The must-read stories and debate in health policy and leadership.

Take note, Treasury

Matt Hancock today articulated his ambitions for making prevention central to the NHS. He told a room full of public health officials from around the world the NHS is not just a service; it’s a shared stake in society.

With shades of JFK, he said people must stop asking what the NHS should do for them and look to what they can do to help the NHS. They must take personal responsibility for behavioural factors of poor health. In other words: stop smoking, drink less, get more exercise, and have a better diet.

Mr Hancock may have been better off pointing his rhetoric at his Treasury colleagues because he did not address the funding crisis that has swept through public health provision in England.

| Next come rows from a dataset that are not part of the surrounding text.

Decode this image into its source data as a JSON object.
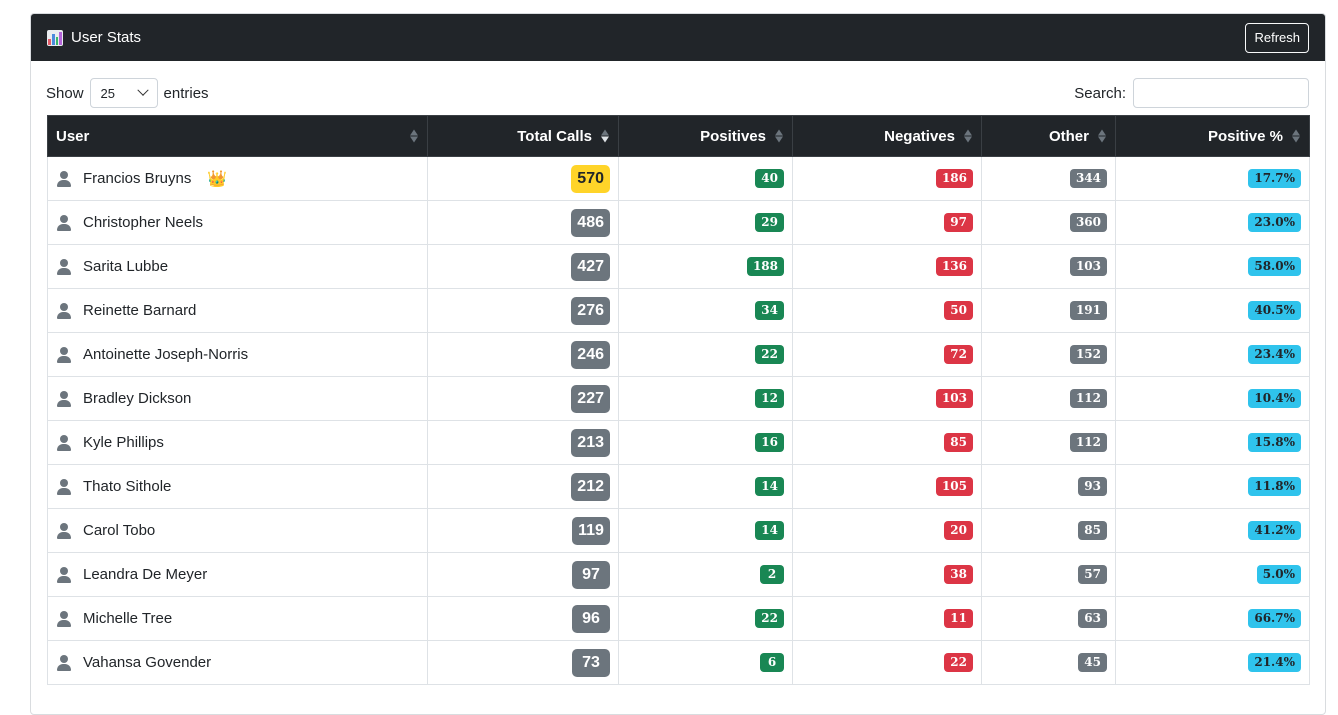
{
  "header": {
    "title": "User Stats",
    "refresh_label": "Refresh"
  },
  "toolbar": {
    "show_label": "Show",
    "page_size": "25",
    "entries_label": "entries",
    "search_label": "Search:",
    "search_value": ""
  },
  "table": {
    "columns": [
      "User",
      "Total Calls",
      "Positives",
      "Negatives",
      "Other",
      "Positive %"
    ],
    "rows": [
      {
        "user": "Francios Bruyns",
        "total": "570",
        "pos": "40",
        "neg": "186",
        "other": "344",
        "pct": "17.7%",
        "top": true
      },
      {
        "user": "Christopher Neels",
        "total": "486",
        "pos": "29",
        "neg": "97",
        "other": "360",
        "pct": "23.0%"
      },
      {
        "user": "Sarita Lubbe",
        "total": "427",
        "pos": "188",
        "neg": "136",
        "other": "103",
        "pct": "58.0%"
      },
      {
        "user": "Reinette Barnard",
        "total": "276",
        "pos": "34",
        "neg": "50",
        "other": "191",
        "pct": "40.5%"
      },
      {
        "user": "Antoinette Joseph-Norris",
        "total": "246",
        "pos": "22",
        "neg": "72",
        "other": "152",
        "pct": "23.4%"
      },
      {
        "user": "Bradley Dickson",
        "total": "227",
        "pos": "12",
        "neg": "103",
        "other": "112",
        "pct": "10.4%"
      },
      {
        "user": "Kyle Phillips",
        "total": "213",
        "pos": "16",
        "neg": "85",
        "other": "112",
        "pct": "15.8%"
      },
      {
        "user": "Thato Sithole",
        "total": "212",
        "pos": "14",
        "neg": "105",
        "other": "93",
        "pct": "11.8%"
      },
      {
        "user": "Carol Tobo",
        "total": "119",
        "pos": "14",
        "neg": "20",
        "other": "85",
        "pct": "41.2%"
      },
      {
        "user": "Leandra De Meyer",
        "total": "97",
        "pos": "2",
        "neg": "38",
        "other": "57",
        "pct": "5.0%"
      },
      {
        "user": "Michelle Tree",
        "total": "96",
        "pos": "22",
        "neg": "11",
        "other": "63",
        "pct": "66.7%"
      },
      {
        "user": "Vahansa Govender",
        "total": "73",
        "pos": "6",
        "neg": "22",
        "other": "45",
        "pct": "21.4%"
      }
    ]
  },
  "icons": {
    "title_icon": "bar-chart-icon",
    "user_icon": "person-icon",
    "top_user_icon": "crown-icon",
    "select_icon": "chevron-down-icon"
  },
  "colors": {
    "header_bg": "#212529",
    "positive": "#198754",
    "negative": "#dc3545",
    "neutral": "#6c757d",
    "percent": "#2fc3ec",
    "top_calls": "#ffd429",
    "crown": "#f5c518"
  }
}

NHS England had its £20.5bn boost confirmed in last week’s Budget. But, once again, public health was left outside the fence. Along with training and capital budgets, it is now vulnerable to £1bn cuts needed to keep the Department of Health and Social Care’s books balanced, according to the Health Foundation.

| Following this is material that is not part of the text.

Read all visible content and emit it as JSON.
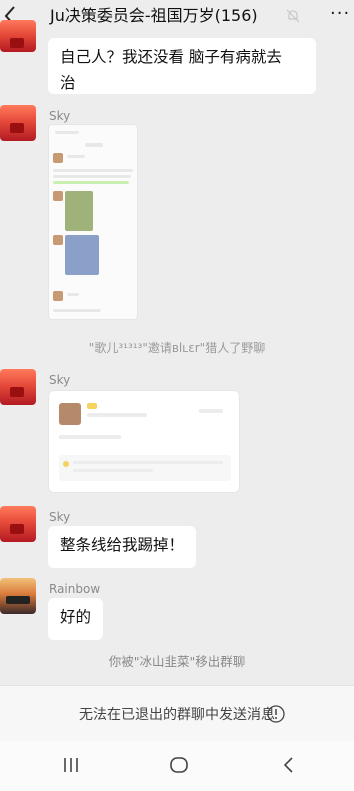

Mr Hancock was adamant this morning that most of the NHS funding boost will go towards dealing with long term health concerns, but Public Health England has seen its budget fall each year since 2015. Local government public health budgets have fallen by 32.5 per cent since 2012, according to the Health Foundation.

We shall have to wait until the spring before we find out if more cuts are to come.

Commissioning’s long tail

NHS England has made no secret of its desire to see a future consolidation of clinical commissioning groups. A reduction of CCG numbers would lower overhead costs and allow commissioners to plan for healthcare across a wider population.

To help achieve this, the shift towards sharing accountable officers across CCGs has been happening at pace. HSJ analysis has found that just under a third of the English population is now overseen by just 13 CCG leaders. In contrast, 11 sustainability and transformation partnerships have CEOs that, on average, manage a population of less than 300,000.

The moves to single AOs and management teams running very large systems raises some questions about accountability and recruitment. The AO post with the biggest population - North West London - was advertised openly. But elsewhere, recruitment sometimes involves spreading the AO of constituent CCGs across multiple others; much other management reorganisation is going on in the lower rungs too.

For the smaller systems, NHS England will no doubt be reviewing the speed of leadership consolidation and exerting pressure on CCGs to conform to its vision. Although the CCGs with the smallest average populations (Shropshire, and Telford and Wrekin) said they have no plans to share a leader, it is unlikely the centre approves of this sentiment.

Julie Wood, chief executive of NHS clinical commissioners, also pointed out that a leader responsible for multiple CCGs can’t be everywhere. She predicted a significant change in the structure of leadership, with an AO having to delegate responsibilities to new roles that will spring up at a local level to help implement commissioning decisions.

Updated on 7 November, to make clear that the North West London AO job was advertised. Inadvertently the previous version suggested that it might not have been.